- WHAT TO WORK ON -
Look through the entries below for the string "icon", and copy each line where it is found.

Source records
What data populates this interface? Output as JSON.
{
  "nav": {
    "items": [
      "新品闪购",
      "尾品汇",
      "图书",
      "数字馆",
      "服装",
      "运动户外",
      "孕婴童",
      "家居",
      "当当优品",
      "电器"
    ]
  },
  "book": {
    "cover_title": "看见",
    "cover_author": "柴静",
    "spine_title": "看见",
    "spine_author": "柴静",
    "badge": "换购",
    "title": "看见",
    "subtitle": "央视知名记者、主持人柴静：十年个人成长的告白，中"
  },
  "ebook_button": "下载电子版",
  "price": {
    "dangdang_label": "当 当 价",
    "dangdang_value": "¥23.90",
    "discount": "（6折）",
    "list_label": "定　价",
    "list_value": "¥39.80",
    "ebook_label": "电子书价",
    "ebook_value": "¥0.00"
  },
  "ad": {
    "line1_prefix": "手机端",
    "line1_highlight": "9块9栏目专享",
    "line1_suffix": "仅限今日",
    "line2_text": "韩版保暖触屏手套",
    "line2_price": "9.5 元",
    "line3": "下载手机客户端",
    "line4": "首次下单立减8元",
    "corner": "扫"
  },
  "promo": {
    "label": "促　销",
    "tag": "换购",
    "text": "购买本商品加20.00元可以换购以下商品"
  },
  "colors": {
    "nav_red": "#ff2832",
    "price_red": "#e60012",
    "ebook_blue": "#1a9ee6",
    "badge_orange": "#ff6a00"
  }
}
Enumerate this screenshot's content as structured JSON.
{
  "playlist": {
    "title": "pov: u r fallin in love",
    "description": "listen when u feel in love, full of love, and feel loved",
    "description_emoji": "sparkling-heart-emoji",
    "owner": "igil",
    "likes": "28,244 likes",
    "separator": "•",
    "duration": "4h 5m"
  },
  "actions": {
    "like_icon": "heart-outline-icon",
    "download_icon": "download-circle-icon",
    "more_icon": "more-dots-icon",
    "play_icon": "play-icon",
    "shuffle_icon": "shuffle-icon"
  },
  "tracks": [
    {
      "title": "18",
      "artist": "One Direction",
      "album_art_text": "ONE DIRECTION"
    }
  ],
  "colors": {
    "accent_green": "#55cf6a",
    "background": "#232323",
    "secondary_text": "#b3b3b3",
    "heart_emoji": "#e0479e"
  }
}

- ANSWER TO THE EXERCISE -
    "like_icon": "heart-outline-icon",
    "download_icon": "download-circle-icon",
    "more_icon": "more-dots-icon",
    "play_icon": "play-icon",
    "shuffle_icon": "shuffle-icon"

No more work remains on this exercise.